Inside Innovation at Intel

Innovation is an increasingly popular word, you see it everywhere. If you look back in time it has gone from the occasional appearance in articles and magazines five years ago to the current situation where every company from cookies to cameras has innovation in their mission statements, vision and product ads.

Innovation is also a personal passion of mine. After serving in a variety of roles at Intel for the past 20 years – ranging from teaching ASIC engineers about cell-based design and adding test methodology to their designs, to manufacturing and then a start-up business – I worked in the IT Innovation group and just moved to my current role doing Research Proliferation with the Intel Research team. I recently co-authored Managing IT Innovation for Business Value with Martin Curley, a book from Intel Press. It has a lot of information and tips for innovators.

So, is Innovation a Fad? Is it the latest buzzword?

I think that innovation is everything that all the smart authors say about it: disruptive, thinking outside the box, being creative, filling unmet needs, and more. It is the “more” I’d like to open a discussion about – the discipline, tools, process and research that are required for the value that innovation delivers. Innovation is all about value. Value to the user, the employee, the shareholder.
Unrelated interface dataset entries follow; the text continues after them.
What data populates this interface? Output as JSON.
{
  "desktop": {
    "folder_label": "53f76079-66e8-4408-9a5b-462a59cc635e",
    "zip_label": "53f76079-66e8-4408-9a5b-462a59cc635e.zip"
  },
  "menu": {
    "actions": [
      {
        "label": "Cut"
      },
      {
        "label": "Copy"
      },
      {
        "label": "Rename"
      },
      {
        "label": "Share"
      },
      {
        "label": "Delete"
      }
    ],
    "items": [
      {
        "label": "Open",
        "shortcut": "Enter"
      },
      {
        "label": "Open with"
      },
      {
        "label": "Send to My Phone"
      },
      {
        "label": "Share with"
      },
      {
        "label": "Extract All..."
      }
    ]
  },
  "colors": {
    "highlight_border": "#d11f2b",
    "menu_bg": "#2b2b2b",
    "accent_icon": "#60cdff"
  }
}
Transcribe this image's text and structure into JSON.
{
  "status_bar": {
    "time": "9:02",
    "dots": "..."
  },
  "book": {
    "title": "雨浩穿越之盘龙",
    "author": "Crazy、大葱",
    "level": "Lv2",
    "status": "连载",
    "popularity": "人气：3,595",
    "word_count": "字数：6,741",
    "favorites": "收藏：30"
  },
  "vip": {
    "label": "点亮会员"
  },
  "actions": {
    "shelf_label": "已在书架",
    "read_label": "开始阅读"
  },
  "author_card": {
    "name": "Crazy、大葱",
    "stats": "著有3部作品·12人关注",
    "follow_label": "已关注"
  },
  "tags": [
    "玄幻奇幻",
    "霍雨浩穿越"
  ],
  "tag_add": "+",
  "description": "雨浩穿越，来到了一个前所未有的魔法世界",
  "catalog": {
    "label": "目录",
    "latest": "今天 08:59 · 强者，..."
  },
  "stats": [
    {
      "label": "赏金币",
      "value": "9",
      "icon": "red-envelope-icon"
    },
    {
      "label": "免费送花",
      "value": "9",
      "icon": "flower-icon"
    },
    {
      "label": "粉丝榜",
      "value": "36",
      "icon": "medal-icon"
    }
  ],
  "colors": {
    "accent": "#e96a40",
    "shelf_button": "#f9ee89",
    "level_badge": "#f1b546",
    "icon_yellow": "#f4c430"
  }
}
Sometimes value is perceived – and I am beginning to believe “perception is 9/10th of the law.” A manager’s perception of innovation is the driving factor that determines if innovation tools and processes will be available to their employees.

I really hope innovation slogans aren’t being overused to the point where people tune them out, especially managers.

50 years ago people probably asked the same questions about Quality. Is it a fad, the new consulting industry, latest buzzword? If not for Craig Barrett saying “We will do it” Quality might have been a late discipline to Intel.

Innovation as a discipline – some may think that is an oxymoron. But you can use a process to achieve innovation. Talking to Amir Roggel in the Technology Manufacturing Group about TRIZ – I have no doubt that there are processes that result in innovation. The use of TRIZ in our manufacturing environment is tracking millions of dollars saved.

There are tools for measuring innovation: an assessment for teams, an index linking innovation indicators, and individual assessment. It’s not about scoring yourself on MENSA tests or just about creativity.

There are more tools: a process for generating ideas, a database for capturing problems and ideas, training and workshops; even Copy Exactly!, our manufacturing methodology, is an innovation tool.

People are the number one ingredient to innovation– experts in their subjects through experience, education and research combined with innovation instructors, and consultants bring diversity in order avoid similar thinking. People recognize problems or patterns that need innovation. I am really excited to see all the latest innovations at the upcoming Intel Developer Forum in Shanghai. If you are going to be there let’s chat face to face (check out the Open Innovation track). Amir and I will be there with other Innovation experts.

How about you, did you know Innovation can be measured? Is innovation as a process becoming part of your work DNA?

2 Responses to Inside Innovation at Intel

  1. Elia Rodriguez says:

    can you say more about TRIZ, in a nutshell? It sounds intriguing.
    I am having a really hard time understanding how innovation and methodology can go hand-in-hand. I work at a Fortune 500 company; we have plenty of methodologies and processes in place, but I don’t see how they encourage innovation at all.
    Thank you.

  2. Esther Baldwin says:

    @Elia, a process for innovation itself can get results even though when people hear “process” they often think “bureaucracy”. People are most familiar with brainstorming as an Ideation tool but there much more effective processes e.g. one course I went to leverages how our brains work. TRIZ has it’s foundation in a database of patents. If you follow the process you can identify solutions, even for old problems that were thought unsolvable. It is a little bit like pattern recognition – you look for the underlying principle or pattern and the TRIZ tools suggest solutions based on engineering principles. They have a process to reduce cost through innovation too. Very interesting.